Everything felt perfectly fine yesterday morning when I dropped Jeff off at the airport at 10:30 am. He found out last week that he had to go on a last minute business trip to Israel, and we hastily booked his flight for Saturday and made plans for me to join him on Thursday when he would be done with his work and I, with my doctor's appointments for additional tests. From the airport, I rushed back to the city to pick up my dear (and as it turned out, hungover) friend Paul who was waiting for me at a Bart station. We attended an information session on USF's MFA program and then spent the rest of the afternoon having lunch and loitering at a Border's.
Around 4pm, I headed back home, looking forward to reading Francine Prose's Reading Like a Writer, a book recommended by a friend and one I was sure would launch me into writer stardom. I pictured myself, curled up on our chaise lounge, under the lamp, complacently absorbing words of wisdom and the key to my future.
Thirty minutes later, I found myself feeling strangely panicked. The house was too quiet and everything too still. The house felt too narrow, the walls too close. I looked at the clock, and it was only 5pm. The thought of facing the whole evening alone felt suffocating and daunting. I dreaded another minute alone in the house.

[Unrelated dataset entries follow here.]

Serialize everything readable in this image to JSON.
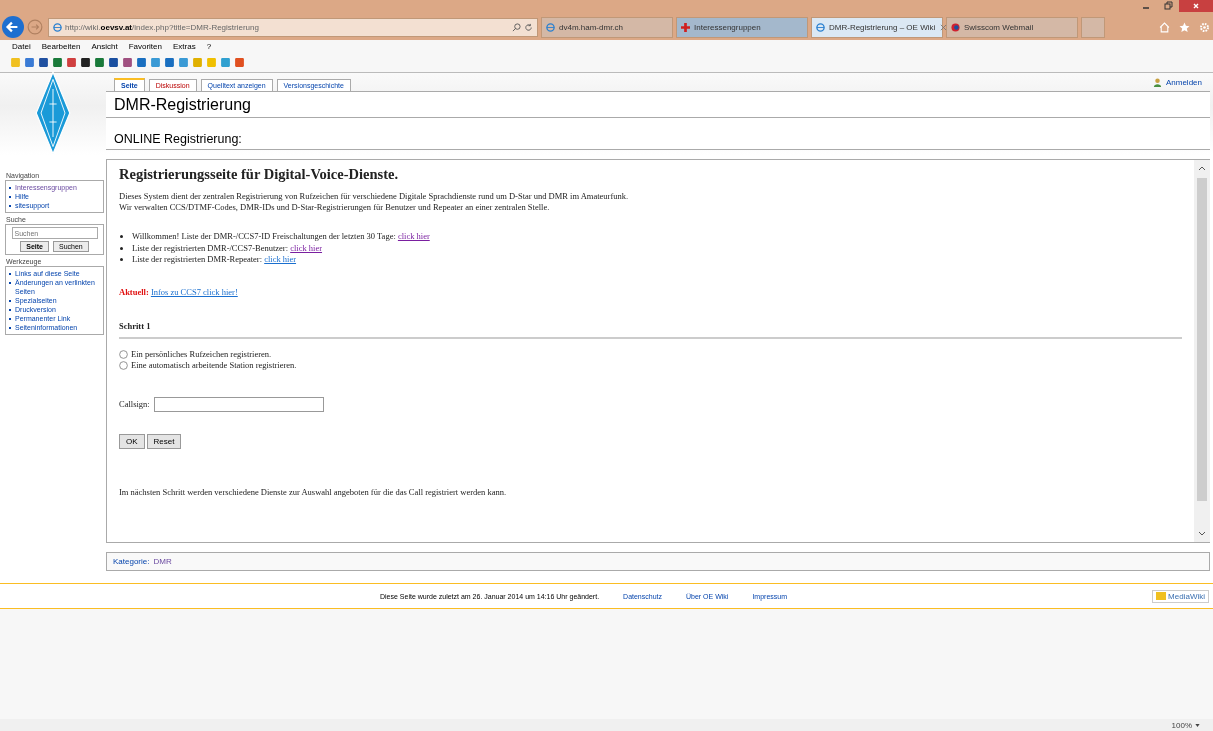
{
  "browser": {
    "address": "http://wiki.**oevsv.at**/index.php?title=DMR-Registrierung",
    "tabs": [
      {
        "label": "dv4m.ham-dmr.ch",
        "selected": false,
        "kind": "ie"
      },
      {
        "label": "Interessengruppen",
        "selected": false,
        "kind": "cross"
      },
      {
        "label": "DMR-Registrierung – OE Wiki",
        "selected": true,
        "kind": "ie"
      },
      {
        "label": "Swisscom Webmail",
        "selected": false,
        "kind": "swisscom"
      }
    ],
    "menu": [
      "Datei",
      "Bearbeiten",
      "Ansicht",
      "Favoriten",
      "Extras",
      "?"
    ],
    "zoom": "100%"
  },
  "wiki": {
    "page_tabs": [
      {
        "label": "Seite",
        "selected": true,
        "missing": false
      },
      {
        "label": "Diskussion",
        "selected": false,
        "missing": true
      },
      {
        "label": "Quelltext anzeigen",
        "selected": false,
        "missing": false
      },
      {
        "label": "Versionsgeschichte",
        "selected": false,
        "missing": false
      }
    ],
    "login": "Anmelden",
    "title": "DMR-Registrierung",
    "subtitle": "ONLINE Registrierung:",
    "sidebar": {
      "navigation": {
        "heading": "Navigation",
        "items": [
          {
            "label": "Interessensgruppen",
            "visited": true
          },
          {
            "label": "Hilfe",
            "visited": false
          },
          {
            "label": "sitesupport",
            "visited": false
          }
        ]
      },
      "search": {
        "heading": "Suche",
        "placeholder": "Suchen",
        "buttons": [
          "Seite",
          "Suchen"
        ]
      },
      "tools": {
        "heading": "Werkzeuge",
        "items": [
          {
            "label": "Links auf diese Seite",
            "visited": false
          },
          {
            "label": "Änderungen an verlinkten Seiten",
            "visited": false
          },
          {
            "label": "Spezialseiten",
            "visited": false
          },
          {
            "label": "Druckversion",
            "visited": false
          },
          {
            "label": "Permanenter Link",
            "visited": false
          },
          {
            "label": "Seiteninformationen",
            "visited": false
          }
        ]
      }
    },
    "frame": {
      "heading": "Registrierungsseite für Digital-Voice-Dienste.",
      "intro": [
        "Dieses System dient der zentralen Registrierung von Rufzeichen für verschiedene Digitale Sprachdienste rund um D-Star und DMR im Amateurfunk.",
        "Wir verwalten CCS/DTMF-Codes, DMR-IDs und D-Star-Registrierungen für Benutzer und Repeater an einer zentralen Stelle."
      ],
      "bullets": [
        {
          "text": "Willkommen! Liste der DMR-/CCS7-ID Freischaltungen der letzten 30 Tage:",
          "link": "click hier",
          "visited": true
        },
        {
          "text": "Liste der registrierten DMR-/CCS7-Benutzer:",
          "link": "click hier",
          "visited": true
        },
        {
          "text": "Liste der registrierten DMR-Repeater:",
          "link": "click hier",
          "visited": false
        }
      ],
      "notice": {
        "label": "Aktuell:",
        "link": "Infos zu CCS7 click hier!"
      },
      "step": "Schritt 1",
      "options": [
        {
          "label": "Ein persönliches Rufzeichen registrieren.",
          "selected": false
        },
        {
          "label": "Eine automatisch arbeitende Station registrieren.",
          "selected": false
        }
      ],
      "callsign_label": "Callsign:",
      "buttons": [
        "OK",
        "Reset"
      ],
      "note": "Im nächsten Schritt werden verschiedene Dienste zur Auswahl angeboten für die das Call registriert werden kann."
    },
    "category": {
      "label": "Kategorie:",
      "value": "DMR"
    },
    "footer": {
      "text": "Diese Seite wurde zuletzt am 26. Januar 2014 um 14:16 Uhr geändert.",
      "links": [
        "Datenschutz",
        "Über OE Wiki",
        "Impressum"
      ],
      "badge": "MediaWiki"
    }
  }
}
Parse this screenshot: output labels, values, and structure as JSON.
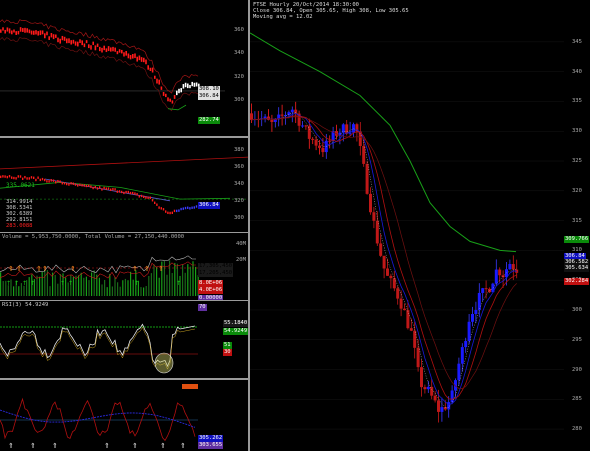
{
  "main": {
    "header_line1": "FTSE  Hourly  20/Oct/2014 18:30:00",
    "header_line2": "Close 306.84, Open 305.65, High 308, Low 305.65",
    "header_line3": "Moving avg = 12.02",
    "yticks": [
      345,
      340,
      335,
      330,
      325,
      320,
      315,
      310,
      305,
      300,
      295,
      290,
      285,
      280
    ],
    "ylim": [
      278,
      348
    ],
    "price_tags": [
      "309.766",
      "306.84",
      "306.582",
      "305.634",
      "302.284"
    ],
    "tag_colors": [
      "#0a8a0a",
      "#1010c0",
      "#101010",
      "#101010",
      "#c01010"
    ]
  },
  "p1": {
    "yticks": [
      360,
      340,
      320,
      300
    ],
    "tags": [
      "308.10",
      "306.84",
      "282.74"
    ],
    "tag_colors": [
      "#e0e0e0",
      "#e0e0e0",
      "#0a8a0a"
    ]
  },
  "p2": {
    "yticks": [
      380,
      360,
      340,
      320,
      300
    ],
    "left_label": "335.0621",
    "left_values": [
      "314.9914",
      "308.5341",
      "302.6389",
      "292.8151",
      "283.0088"
    ],
    "tag": "306.84"
  },
  "p3": {
    "header": "Volume = 5,953,750.0000,  Total Volume = 27,150,440.0000",
    "yticks": [
      "40M",
      "20M"
    ],
    "tags": [
      "17,305,450",
      "17,205,450",
      "8.0E+06",
      "4.0E+06",
      "0.00000"
    ],
    "tag_colors": [
      "#1a1a1a",
      "#1a1a1a",
      "#c01010",
      "#c01010",
      "#6030a0"
    ]
  },
  "p4": {
    "header": "RSI(3) 54.9249",
    "top_label": "70",
    "tags": [
      "55.1840",
      "54.9249",
      "51",
      "30"
    ],
    "tag_colors": [
      "#1a1a1a",
      "#0a8a0a",
      "#0a8a0a",
      "#c01010"
    ]
  },
  "p5": {
    "tags": [
      "305.262",
      "303.655"
    ],
    "tag_colors": [
      "#1010c0",
      "#6030a0"
    ]
  },
  "chart_data": {
    "type": "candlestick",
    "title": "FTSE  Hourly  20/Oct/2014 18:30:00",
    "ylabel": "",
    "ylim": [
      278,
      348
    ],
    "series": [
      {
        "values": [
          306.84
        ]
      },
      {
        "values": [
          309.766
        ]
      }
    ]
  }
}
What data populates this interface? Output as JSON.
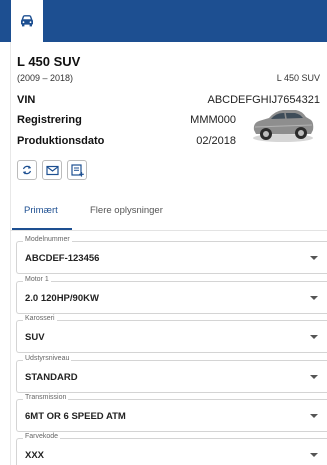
{
  "header": {
    "icon": "car-icon",
    "accent_color": "#1d4f91"
  },
  "vehicle": {
    "title": "L 450 SUV",
    "years": "(2009 – 2018)",
    "model_short": "L 450 SUV",
    "info": [
      {
        "label": "VIN",
        "value": "ABCDEFGHIJ7654321"
      },
      {
        "label": "Registrering",
        "value": "MMM000"
      },
      {
        "label": "Produktionsdato",
        "value": "02/2018"
      }
    ]
  },
  "actions": [
    {
      "icon": "refresh-icon"
    },
    {
      "icon": "mail-icon"
    },
    {
      "icon": "note-add-icon"
    }
  ],
  "tabs": [
    {
      "label": "Primært",
      "active": true
    },
    {
      "label": "Flere oplysninger",
      "active": false
    }
  ],
  "fields": [
    {
      "label": "Modelnummer",
      "value": "ABCDEF-123456"
    },
    {
      "label": "Motor 1",
      "value": "2.0 120HP/90KW"
    },
    {
      "label": "Karosseri",
      "value": "SUV"
    },
    {
      "label": "Udstyrsniveau",
      "value": "STANDARD"
    },
    {
      "label": "Transmission",
      "value": "6MT OR 6 SPEED ATM"
    },
    {
      "label": "Farvekode",
      "value": "XXX"
    }
  ]
}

I wrapped myself in layers, put the leash on Sherlock, and headed toward the doggie park less than two blocks away. When we neared the park, after many No!s, Sit!s, and Sherlock, No Pulling!s, I scanned the park to survey the visitors of the hour. When I saw the lone owner and the lone doggie packing up to leave, my chest fell, and I pitied the two of us about to enter a soon to be empty park. We walked in, and much to our relief, other moms and dads with their little pooches entered the park within minutes. We did the usual greetings. What's the name of your little one? How old is she? Oh, mine's a little nutty. He doesn't really care to play with other dogs. Oh, really? Well, at least yours isn't OCD like mine. All he cares about is that ball even around a cute poodle like yours. We stayed for at least forty minutes in the unusually cold evening, mainly because I was reluctant to return to the quiet of our house.
When we returned, the quiet was still there, as palpable as the wall. I felt gripped by some strange pressure, making it difficult for me to breathe, making me feel too alone and slightly panicked. I turned on the lights in the kitchen, the dining area, the living room, the hallway, and even the bathroom and the bedrooms that were completely separated from where I was sitting. I popped in a CD, first Puccini's La Boheme, then irritated by what now sounded too distant, Eurythmics' Greatest Hits, the music of my college years. I sat on the couch, checked my gmail, read the latest stories on the NYTimes, the Huffington Post, SFGate. Then I went onto iTunes, looking for some movie I could click on and impatiently scrolled through a couple of categories. I made Sherlock sit on the couch with me. Within a few more minutes of clicking, I found myself darting off of the couch, pacing the room, feeling suffocated, wondering if I should just step outside and walk around the streets in the dark aimlessly.
What was wrong with me? I am a woman used to solitude. I spent big chunks of my 20s and early 30s living alone, coming home to an empty house. There had also been many nights when I had worked late in the office, at ease with the fact that I was alone on the entire floor. Even during the past two years, Jeff had been away for days at a time for his business trips, and I had felt perfectly fine. But today, I felt panicked. I had felt this kind of panic only twice before, once after a bad break-up and another when I was visiting relatives in Korea and realized that no one there, possibly no one in the entire country, really understood me, not the way I needed to be understood.
I found myself typing out a panicked email to a few girlfriends and clicked the send button, knowing how busy they usually kept themselves, wondering what they had already planned for the evening, and regretting that I hadn't planned my weekend in advance.
I put on my jogging gear, got in the car, and drove to the gym. It was 6:30 on a Saturday night. I never went to the gym at this hour on a weekend, even when I had no plans. I found the gym surprisingly filled with people and felt relieved. I jumped on the elliptical with an enthusiasm I rarely saved for this machine and focused on following the plight of the gorillas in Rwanda and Congo on Planet in Peril.
About an hour later, I returned home and found that six of my girlfriends had already responded to my panic email. On a Saturday night. They left email and voicemail messages inviting me out, suggesting get togethers for the following day. And I felt a wave of relief come over me. My friends were out there, making time for me even on a busy night. I felt the panic subside, the loneliness dissipate. I made plans for the following day and had a glass of wine. I spent the rest of the evening talking to my sweet friend Sarah who was taking a break from consecutive late nights of flirting (and depriving many bar hopping men of her wit and charm). And by the time I went to sleep, I felt once again at ease in my world.